Etymology[edit]

From Middle High German herze, from Old High German herza, from Proto-Germanic *hertô (heart), from Proto-Indo-European *ḱḗr (heart). Cognate with Dutch hart, English heart, Danish hjerte, Gothic 𐌷𐌰𐌹𐍂𐍄𐍉 (hairto).

Pronunciation[edit]

  • IPA(key): /hɛʁts/, [hɛʁts], [hɛɐ̯ts]
  • (file)
  • (file)
  • Homophone: Hertz

Noun[edit]

Herz n (genitive Herzens, plural Herzen, diminutive Herzchen n)

  1. heart
  2. (card games) hearts
  3. sweetheart, darling

Usage notes[edit]

Herz has irregular singular declension and is the only noun of its kind.

  • The genitive singular generally takes the ending -ens: des Herzens.
  • The dative singular traditionally takes -en: dem Herzen.

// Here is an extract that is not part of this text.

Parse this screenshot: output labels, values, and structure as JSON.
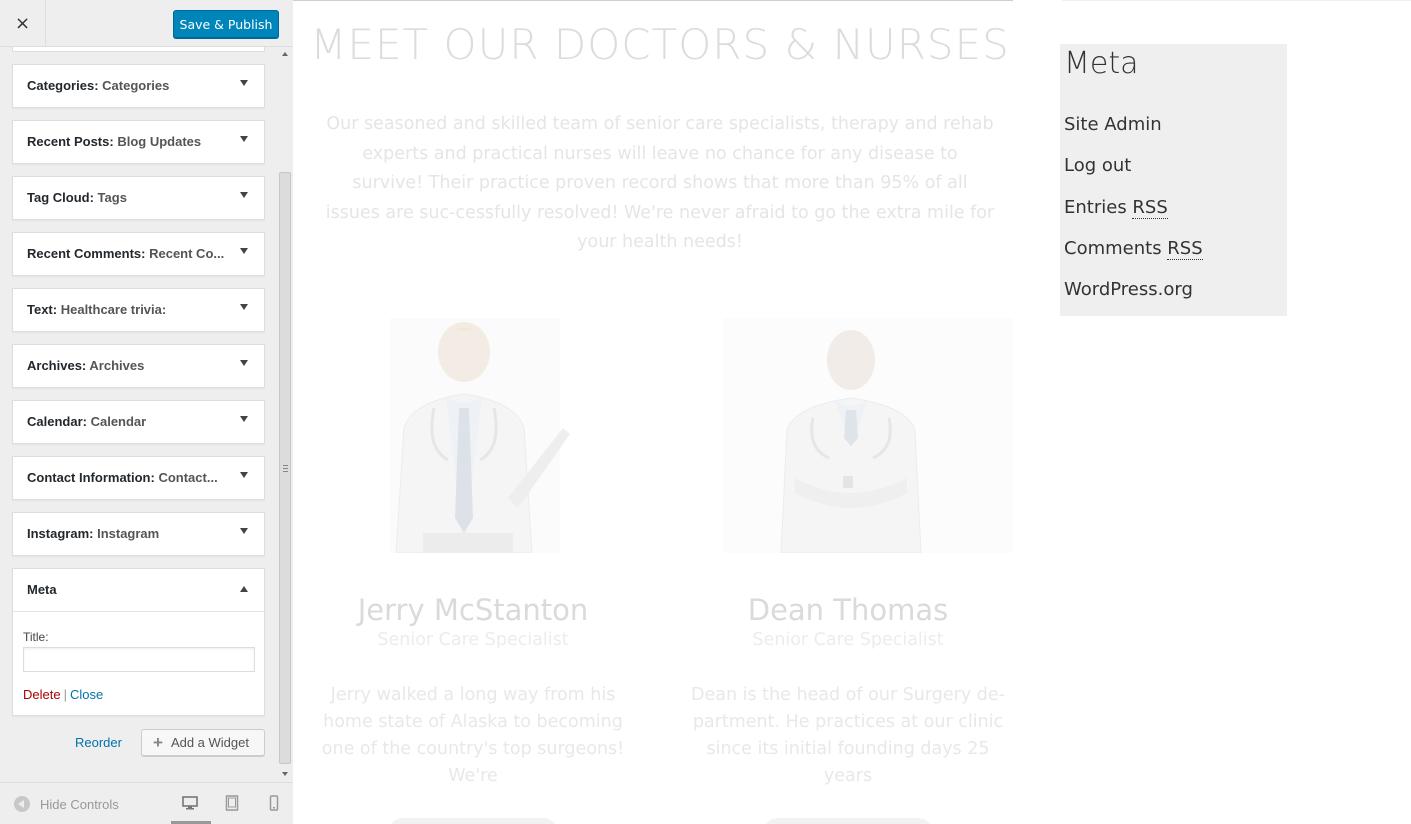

This form is still the only accepted standard form in many—more or less fixed—expressions, such as im Herzen, von Herzen, zu Herzen, Operation am offenen Herzen (open-heart surgery), mit halbem Herzen (half-heartedly), and more.
Otherwise, the forms dem Herzen and dem Herz are both acceptable. The latter is predominant in speech, while the former remains the more established form in writing. — But only the bare form is common for Herz as a card suit or a term of endearment, as well as in the phrase mit Herz (good-hearted).

Declension[edit]

Derived terms[edit]

See also[edit]

External links[edit]

  • Herz in Duden online